Sometimes it's the practical that is far more attractive than the extravagant, and this trio of retailers make that point abundantly clear when it comes to their stocks, writes John Reese of Validea Hot List.
Our approach is to buy stocks using investment models that are based on the strategies of longstanding experts.
Guess? (GES) earns a 100% score on our Benjamin Graham screen. Guess? designs, markets, distributes, and licenses apparel and accessories for men, women, and children.
To pass the Ben Graham value model, a stock's current ratio must be greater than or equal to 2. Companies that meet this criterion are typically financially secure and defensive.
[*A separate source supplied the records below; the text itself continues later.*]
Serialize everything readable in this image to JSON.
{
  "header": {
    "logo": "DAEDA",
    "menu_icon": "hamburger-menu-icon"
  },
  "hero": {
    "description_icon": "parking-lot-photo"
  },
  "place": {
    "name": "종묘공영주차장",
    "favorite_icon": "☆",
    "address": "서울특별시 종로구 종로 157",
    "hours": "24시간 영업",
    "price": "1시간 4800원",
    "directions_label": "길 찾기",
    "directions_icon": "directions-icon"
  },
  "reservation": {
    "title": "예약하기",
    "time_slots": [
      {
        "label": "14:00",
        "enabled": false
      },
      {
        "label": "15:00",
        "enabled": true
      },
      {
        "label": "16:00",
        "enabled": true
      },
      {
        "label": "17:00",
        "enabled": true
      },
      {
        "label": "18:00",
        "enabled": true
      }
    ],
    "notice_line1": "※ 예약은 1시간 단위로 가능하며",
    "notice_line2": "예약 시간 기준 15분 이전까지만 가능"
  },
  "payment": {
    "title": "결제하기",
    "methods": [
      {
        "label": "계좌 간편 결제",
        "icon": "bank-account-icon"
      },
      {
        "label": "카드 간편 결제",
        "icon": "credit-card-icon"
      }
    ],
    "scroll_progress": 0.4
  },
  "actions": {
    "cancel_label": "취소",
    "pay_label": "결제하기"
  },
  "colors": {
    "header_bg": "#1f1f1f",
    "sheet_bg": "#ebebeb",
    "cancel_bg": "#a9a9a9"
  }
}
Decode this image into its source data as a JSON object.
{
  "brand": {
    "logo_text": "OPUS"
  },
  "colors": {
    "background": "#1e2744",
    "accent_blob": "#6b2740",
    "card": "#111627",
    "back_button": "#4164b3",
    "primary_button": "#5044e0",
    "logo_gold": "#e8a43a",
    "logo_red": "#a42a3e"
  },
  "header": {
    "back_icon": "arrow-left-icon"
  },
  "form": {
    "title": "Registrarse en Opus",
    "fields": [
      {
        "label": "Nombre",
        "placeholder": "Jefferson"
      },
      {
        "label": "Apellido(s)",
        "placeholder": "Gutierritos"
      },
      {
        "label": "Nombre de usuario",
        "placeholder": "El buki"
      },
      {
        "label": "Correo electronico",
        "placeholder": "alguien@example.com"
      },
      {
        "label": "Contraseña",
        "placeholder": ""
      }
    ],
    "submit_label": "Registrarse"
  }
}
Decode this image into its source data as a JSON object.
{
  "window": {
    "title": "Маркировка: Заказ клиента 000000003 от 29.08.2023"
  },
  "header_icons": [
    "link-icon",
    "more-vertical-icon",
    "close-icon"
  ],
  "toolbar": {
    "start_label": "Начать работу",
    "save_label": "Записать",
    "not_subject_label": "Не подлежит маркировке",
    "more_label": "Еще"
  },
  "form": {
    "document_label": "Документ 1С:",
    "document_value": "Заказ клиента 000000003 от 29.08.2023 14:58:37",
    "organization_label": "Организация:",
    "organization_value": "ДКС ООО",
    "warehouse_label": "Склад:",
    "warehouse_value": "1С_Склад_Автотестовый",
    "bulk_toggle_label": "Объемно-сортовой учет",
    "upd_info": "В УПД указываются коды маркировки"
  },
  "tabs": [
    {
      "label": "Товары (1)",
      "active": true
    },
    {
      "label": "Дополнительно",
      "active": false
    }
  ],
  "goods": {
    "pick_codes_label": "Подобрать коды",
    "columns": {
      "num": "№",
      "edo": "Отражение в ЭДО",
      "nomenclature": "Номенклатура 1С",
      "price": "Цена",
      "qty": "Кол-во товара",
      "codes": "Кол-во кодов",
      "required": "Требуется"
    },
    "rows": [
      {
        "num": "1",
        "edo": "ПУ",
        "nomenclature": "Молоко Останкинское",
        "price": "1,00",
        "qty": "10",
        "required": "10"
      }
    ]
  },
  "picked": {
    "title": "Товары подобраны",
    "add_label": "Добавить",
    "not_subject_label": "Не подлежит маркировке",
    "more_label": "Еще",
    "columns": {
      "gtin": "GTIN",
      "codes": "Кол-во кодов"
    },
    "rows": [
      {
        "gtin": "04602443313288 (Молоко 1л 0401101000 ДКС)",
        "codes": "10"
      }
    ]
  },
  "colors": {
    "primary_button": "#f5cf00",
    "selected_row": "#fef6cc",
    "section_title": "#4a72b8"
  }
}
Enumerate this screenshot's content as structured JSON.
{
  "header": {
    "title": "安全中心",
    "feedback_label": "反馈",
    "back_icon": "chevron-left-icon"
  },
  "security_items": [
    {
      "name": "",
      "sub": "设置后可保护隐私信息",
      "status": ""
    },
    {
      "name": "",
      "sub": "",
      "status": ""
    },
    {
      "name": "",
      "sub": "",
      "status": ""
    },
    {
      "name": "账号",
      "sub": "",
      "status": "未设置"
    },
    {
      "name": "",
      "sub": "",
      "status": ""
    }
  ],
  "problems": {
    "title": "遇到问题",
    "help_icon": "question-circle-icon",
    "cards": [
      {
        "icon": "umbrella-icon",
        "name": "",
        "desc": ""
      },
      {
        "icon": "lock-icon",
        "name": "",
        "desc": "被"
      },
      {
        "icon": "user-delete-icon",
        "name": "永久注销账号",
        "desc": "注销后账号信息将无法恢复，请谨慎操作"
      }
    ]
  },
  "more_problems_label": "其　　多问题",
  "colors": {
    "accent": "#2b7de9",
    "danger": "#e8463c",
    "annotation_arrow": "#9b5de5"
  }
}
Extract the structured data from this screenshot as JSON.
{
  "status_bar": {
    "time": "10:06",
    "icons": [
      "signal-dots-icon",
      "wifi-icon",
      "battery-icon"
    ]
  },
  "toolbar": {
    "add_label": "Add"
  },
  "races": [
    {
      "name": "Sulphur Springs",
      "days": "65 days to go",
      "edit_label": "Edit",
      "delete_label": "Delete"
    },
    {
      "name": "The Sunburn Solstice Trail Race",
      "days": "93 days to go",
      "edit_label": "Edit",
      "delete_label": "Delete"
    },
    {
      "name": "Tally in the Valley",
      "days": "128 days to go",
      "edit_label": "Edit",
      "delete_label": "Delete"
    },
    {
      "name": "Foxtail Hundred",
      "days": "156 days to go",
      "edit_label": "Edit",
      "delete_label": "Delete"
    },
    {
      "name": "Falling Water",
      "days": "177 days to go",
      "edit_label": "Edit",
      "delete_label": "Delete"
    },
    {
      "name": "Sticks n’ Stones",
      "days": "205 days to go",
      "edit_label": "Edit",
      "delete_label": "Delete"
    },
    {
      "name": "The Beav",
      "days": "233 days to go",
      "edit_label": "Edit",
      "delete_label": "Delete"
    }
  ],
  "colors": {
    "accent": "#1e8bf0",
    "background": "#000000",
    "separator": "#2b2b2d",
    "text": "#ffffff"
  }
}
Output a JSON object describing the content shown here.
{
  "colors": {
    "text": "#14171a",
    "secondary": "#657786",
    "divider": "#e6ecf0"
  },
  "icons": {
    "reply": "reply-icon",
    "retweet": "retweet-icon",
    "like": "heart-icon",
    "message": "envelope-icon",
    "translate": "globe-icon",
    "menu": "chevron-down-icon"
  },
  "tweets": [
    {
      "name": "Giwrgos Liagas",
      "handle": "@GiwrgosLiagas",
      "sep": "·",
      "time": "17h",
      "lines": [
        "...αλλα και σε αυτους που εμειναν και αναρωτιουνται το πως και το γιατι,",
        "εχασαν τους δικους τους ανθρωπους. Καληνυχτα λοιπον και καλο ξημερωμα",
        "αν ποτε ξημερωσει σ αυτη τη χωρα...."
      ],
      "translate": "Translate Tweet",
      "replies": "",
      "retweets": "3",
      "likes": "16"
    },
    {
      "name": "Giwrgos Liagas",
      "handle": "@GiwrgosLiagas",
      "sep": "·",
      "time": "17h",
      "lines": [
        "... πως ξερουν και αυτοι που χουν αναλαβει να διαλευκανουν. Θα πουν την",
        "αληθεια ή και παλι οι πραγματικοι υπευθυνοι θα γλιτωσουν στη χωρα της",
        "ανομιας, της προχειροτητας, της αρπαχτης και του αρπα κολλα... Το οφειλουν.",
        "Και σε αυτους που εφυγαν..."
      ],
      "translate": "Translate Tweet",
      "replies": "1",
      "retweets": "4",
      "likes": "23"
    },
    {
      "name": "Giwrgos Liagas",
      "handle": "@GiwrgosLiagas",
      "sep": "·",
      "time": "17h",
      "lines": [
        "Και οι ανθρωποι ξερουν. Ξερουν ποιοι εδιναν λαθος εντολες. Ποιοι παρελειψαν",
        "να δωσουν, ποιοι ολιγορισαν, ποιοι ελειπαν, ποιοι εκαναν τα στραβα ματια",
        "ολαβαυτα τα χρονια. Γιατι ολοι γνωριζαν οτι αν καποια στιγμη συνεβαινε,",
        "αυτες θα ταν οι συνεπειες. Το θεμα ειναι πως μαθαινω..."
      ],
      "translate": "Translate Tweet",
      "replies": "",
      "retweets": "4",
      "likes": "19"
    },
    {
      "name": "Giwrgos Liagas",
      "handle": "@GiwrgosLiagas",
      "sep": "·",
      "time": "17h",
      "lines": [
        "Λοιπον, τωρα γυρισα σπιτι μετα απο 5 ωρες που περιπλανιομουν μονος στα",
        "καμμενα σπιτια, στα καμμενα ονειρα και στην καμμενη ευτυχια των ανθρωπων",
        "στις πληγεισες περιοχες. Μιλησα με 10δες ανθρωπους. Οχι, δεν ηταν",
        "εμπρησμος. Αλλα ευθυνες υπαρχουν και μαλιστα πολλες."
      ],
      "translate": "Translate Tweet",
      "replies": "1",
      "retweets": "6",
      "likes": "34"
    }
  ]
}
GES's current ratio of 2.8 passes the test.
Companies must increase their EPS by at least 30% over a ten-year period and EPS must not have been negative for any year within the last 5 years. Companies with this type of growth tend to be financially secure and have proven themselves over time. GES's EPS growth over that period of 2,964.3% passes the EPS growth test.
The Price/Earnings (P/E) ratio, based on the greater of the current P/E or the P/E using average earnings over the last three fiscal years, must be "moderate," which this methodology states is not greater than 15. Stocks with moderate P/Es are more defensive by nature. GES's P/E of 9.55 (using the current P/E) passes this test.
The Price/Book ratio must also be reasonable. That is, the Price/Book multiplied by P/E cannot be greater than 22. GES's Price/Book ratio is 1.97, while the P/E is 9.55. GES passes the Price/Book test.
Ross Stores (ROST) earns a 91% score on our Peter Lynch-based model. The price-to-earnings growth model examines the P/E (18.84) relative to the growth rate (31.29%), based on the average of the three-, four-, and five-year historical EPS growth rates, for a company.
This is a quick way of determining the fairness of the price. In this particular case, the P/E/G ratio for ROST (0.60) makes it favorable. This methodology favors companies that have several years of fast earnings growth, as these companies have a proven formula for growth that in many cases can continue many more years.
This methodology likes to see earnings growth in the range of 20% to 50%, as earnings growth over 50% may be unsustainable. The EPS growth rate for ROST is 31.3%, based on the average of the three-, four-, and five-year historical EPS growth rates, which is acceptable.
This methodology would consider the Debt/Equity ratio for ROST (9.01%) to be exceptionally low (equity is at least ten times debt). This ratio is one quick way to determine the financial strength of the company.
Finally, The TJX Companies (TJX) earns a 90% score on our Kenneth Fisher model. Using this approach, a prospective company should have a low Price/Sales ratio. JX's P/S ratio of 1.25 based on trailing 12-month sales falls within the "good values" range for non-cyclical companies and is considered attractive.
Less debt equals less risk according to this methodology. TJX's Debt/Equity of 23.19% is acceptable, thus passing the test.
This methodology looks for companies that have an inflation-adjusted EPS growth rate greater than 15%. TJX's inflation-adjusted EPS growth rate of 19.15% passes the test.
This methodology looks for companies that have a positive free cash per share. Companies should have enough free cash available to sustain three years of losses. This is based on the premise that companies without cash will soon be out of business. TJX's free cash per share of 1.08 passes this criterion.
This methodology looks for companies that have an average net profit margin of 5% or greater over a three year period. TJX, whose three year net profit margin averages 6.18%, passes this evaluation.